It's Ross Douthat of course, the only Times columnist besides Kristoff worth reading.
I am in general agreement with his points.
Given the unsustainability of our existing commitments, the central role that spiraling costs play in making insurance inaccessible, and the difficulties inherent in trying to make Washington responsible for insuring every inhabitant of what will be a nation of 400 million people by century’s end, a reform that expanded insurance substantially but not completely in the short term while putting the health care system as a whole on a sounder footing in the long run (as Bush’s 2007 proposal might have done) could be preferable, on moral as well as practical grounds, to a reform that achieves universality in the near term but ultimately brings everybody on board a sinking ship.
And Douthat makes this point as he ends his column -

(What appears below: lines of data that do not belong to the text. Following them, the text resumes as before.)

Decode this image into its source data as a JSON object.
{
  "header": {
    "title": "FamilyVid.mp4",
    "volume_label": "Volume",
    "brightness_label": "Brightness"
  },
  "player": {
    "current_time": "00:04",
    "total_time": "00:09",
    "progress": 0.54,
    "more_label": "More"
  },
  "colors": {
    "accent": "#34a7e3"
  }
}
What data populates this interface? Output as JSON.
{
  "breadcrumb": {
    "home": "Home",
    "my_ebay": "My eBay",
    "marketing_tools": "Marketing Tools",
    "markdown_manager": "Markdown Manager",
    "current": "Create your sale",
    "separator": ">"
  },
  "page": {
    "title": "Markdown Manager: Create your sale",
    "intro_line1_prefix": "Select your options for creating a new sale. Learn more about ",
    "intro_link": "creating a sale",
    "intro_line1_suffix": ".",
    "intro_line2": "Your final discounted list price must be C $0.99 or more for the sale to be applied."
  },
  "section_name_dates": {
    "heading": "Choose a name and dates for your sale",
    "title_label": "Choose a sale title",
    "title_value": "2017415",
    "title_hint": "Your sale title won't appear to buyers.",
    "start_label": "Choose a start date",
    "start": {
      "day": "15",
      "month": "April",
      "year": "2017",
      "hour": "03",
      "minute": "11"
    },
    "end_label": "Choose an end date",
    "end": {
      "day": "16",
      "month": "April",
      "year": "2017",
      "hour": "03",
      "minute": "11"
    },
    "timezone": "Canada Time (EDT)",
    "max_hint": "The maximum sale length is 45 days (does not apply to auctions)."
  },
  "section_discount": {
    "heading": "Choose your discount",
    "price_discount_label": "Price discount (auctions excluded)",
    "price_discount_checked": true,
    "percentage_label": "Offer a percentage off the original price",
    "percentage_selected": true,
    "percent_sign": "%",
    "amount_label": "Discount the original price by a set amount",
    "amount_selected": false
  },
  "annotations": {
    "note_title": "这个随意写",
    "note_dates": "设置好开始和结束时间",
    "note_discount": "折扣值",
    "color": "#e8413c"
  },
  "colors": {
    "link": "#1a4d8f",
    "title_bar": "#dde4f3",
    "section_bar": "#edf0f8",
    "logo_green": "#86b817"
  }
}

If the Republicans win the White House and the Senate and then somehow manage to repeal Obamacare without putting any significant reforms in its place, it will represent not only policy malpractice, but a moral scandal as well.